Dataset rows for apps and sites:
· · · · ·

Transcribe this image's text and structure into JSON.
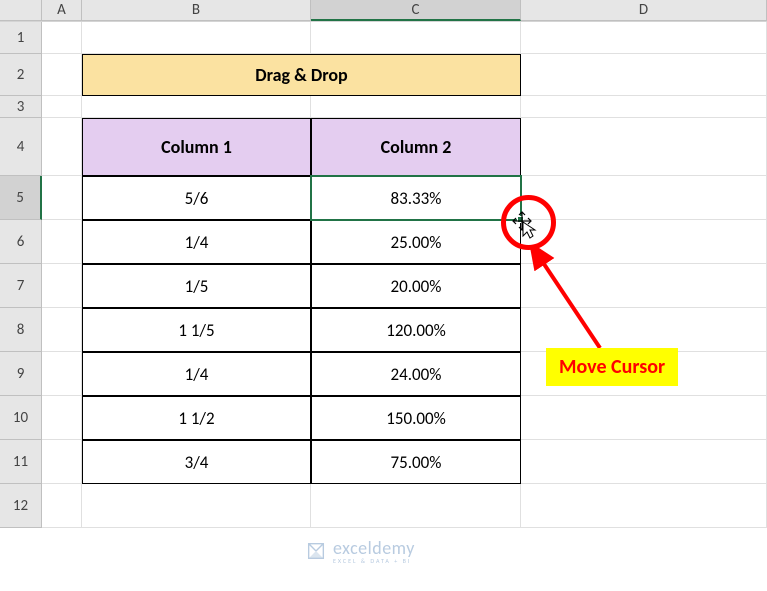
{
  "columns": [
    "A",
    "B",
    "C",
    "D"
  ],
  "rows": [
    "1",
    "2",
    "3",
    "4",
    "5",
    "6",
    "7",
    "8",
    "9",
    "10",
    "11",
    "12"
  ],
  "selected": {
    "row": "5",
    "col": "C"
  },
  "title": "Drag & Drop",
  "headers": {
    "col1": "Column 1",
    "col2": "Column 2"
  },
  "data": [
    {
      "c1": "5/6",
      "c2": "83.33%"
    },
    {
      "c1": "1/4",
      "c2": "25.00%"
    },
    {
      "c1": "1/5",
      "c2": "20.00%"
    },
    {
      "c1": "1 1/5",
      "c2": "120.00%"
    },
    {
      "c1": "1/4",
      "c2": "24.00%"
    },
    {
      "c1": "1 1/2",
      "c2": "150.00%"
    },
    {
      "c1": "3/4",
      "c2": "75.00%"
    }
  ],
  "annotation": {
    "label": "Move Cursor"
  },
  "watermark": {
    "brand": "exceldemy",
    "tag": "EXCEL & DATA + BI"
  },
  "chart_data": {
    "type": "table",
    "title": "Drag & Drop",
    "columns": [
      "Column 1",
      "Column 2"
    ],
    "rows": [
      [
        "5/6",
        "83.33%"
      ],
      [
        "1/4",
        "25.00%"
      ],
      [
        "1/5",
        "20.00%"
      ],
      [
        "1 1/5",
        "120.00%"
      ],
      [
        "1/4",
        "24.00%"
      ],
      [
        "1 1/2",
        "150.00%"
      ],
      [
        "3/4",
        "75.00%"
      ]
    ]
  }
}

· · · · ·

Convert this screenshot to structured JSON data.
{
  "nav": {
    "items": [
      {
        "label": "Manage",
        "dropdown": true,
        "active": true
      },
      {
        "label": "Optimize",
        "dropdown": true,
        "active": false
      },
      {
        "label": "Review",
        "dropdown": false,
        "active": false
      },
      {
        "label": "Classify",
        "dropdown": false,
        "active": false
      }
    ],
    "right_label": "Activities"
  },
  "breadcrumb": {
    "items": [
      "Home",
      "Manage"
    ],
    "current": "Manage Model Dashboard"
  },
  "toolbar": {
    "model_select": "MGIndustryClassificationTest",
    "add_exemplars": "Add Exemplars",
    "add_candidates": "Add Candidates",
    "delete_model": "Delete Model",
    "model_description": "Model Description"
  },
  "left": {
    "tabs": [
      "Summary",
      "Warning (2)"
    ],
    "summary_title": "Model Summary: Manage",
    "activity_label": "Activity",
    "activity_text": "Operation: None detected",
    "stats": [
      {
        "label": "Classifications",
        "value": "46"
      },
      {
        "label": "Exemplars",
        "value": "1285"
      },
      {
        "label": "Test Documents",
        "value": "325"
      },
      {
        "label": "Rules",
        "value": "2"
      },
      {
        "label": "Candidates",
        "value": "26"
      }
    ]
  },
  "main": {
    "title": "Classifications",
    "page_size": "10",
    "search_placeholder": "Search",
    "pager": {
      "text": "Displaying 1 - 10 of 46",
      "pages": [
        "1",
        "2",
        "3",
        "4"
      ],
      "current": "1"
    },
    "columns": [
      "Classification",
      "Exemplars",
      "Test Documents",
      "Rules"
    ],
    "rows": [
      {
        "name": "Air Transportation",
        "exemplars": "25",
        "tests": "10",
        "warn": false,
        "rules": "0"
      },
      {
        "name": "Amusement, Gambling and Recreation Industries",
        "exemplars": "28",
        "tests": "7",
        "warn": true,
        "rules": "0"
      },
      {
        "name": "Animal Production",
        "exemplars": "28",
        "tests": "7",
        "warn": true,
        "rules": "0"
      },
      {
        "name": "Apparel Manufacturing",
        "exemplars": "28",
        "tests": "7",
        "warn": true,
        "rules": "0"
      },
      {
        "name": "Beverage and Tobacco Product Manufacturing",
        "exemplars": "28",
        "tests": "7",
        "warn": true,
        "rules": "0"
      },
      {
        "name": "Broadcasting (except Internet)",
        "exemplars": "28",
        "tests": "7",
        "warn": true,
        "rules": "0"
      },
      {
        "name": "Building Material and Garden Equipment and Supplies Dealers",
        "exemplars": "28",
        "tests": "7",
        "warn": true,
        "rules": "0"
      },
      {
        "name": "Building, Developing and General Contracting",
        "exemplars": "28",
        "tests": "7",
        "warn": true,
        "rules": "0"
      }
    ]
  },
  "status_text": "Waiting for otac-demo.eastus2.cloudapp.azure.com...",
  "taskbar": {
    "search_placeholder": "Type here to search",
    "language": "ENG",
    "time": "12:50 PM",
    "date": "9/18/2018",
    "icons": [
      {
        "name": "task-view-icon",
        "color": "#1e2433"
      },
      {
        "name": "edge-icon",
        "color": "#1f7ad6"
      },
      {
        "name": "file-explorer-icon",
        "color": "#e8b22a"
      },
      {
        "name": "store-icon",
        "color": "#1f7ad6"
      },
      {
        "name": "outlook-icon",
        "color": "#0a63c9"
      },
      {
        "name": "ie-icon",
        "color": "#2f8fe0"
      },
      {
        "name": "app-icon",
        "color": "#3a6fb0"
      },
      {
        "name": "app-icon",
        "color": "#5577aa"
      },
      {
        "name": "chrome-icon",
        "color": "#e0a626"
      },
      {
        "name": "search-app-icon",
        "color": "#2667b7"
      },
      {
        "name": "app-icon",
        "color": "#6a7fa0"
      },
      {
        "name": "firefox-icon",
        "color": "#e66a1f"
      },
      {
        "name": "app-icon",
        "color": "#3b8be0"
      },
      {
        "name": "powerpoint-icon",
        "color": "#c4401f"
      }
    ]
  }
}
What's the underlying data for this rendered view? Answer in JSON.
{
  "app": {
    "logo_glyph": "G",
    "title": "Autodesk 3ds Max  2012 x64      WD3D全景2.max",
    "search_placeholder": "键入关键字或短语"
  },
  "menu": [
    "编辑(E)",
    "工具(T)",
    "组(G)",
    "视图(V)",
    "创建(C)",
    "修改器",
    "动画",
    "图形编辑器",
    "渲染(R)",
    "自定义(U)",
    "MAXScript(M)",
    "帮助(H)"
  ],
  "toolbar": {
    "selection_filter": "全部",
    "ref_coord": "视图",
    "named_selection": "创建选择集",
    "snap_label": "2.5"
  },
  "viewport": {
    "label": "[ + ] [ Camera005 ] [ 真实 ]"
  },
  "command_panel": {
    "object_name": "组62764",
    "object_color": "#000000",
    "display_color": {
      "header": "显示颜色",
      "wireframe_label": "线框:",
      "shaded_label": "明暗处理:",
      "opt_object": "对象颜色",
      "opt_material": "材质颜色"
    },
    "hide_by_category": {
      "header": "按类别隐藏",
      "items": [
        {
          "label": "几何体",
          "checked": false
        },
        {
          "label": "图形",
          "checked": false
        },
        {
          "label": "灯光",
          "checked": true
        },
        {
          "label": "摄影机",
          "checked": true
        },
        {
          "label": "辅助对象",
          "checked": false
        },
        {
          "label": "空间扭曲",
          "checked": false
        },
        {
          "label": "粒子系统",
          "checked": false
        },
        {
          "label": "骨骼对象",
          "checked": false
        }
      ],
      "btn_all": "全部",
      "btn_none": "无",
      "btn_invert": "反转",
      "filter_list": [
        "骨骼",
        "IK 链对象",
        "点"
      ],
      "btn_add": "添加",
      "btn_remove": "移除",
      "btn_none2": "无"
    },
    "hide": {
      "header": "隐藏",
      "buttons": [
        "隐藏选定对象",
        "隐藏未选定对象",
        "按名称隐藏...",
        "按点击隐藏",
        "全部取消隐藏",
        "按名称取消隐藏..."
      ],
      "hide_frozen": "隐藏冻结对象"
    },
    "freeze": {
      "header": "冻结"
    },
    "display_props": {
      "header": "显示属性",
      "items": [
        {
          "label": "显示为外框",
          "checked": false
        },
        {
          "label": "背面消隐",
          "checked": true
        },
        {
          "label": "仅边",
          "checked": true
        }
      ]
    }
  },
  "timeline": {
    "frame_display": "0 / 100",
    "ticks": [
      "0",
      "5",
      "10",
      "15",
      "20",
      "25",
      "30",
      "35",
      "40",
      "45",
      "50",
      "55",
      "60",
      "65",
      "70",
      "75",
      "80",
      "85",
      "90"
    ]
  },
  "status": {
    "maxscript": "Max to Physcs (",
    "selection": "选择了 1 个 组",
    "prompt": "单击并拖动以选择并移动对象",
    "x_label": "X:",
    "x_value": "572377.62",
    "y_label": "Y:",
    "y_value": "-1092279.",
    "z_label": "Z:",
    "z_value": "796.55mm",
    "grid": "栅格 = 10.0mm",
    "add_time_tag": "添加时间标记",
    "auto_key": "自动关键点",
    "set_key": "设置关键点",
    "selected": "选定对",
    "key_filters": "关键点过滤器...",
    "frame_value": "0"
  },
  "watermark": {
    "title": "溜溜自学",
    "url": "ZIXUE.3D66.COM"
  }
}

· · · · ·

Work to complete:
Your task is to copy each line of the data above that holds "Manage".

Task output:
        "label": "Manage",
      "Manage"
    "current": "Manage Model Dashboard"
    "summary_title": "Model Summary: Manage",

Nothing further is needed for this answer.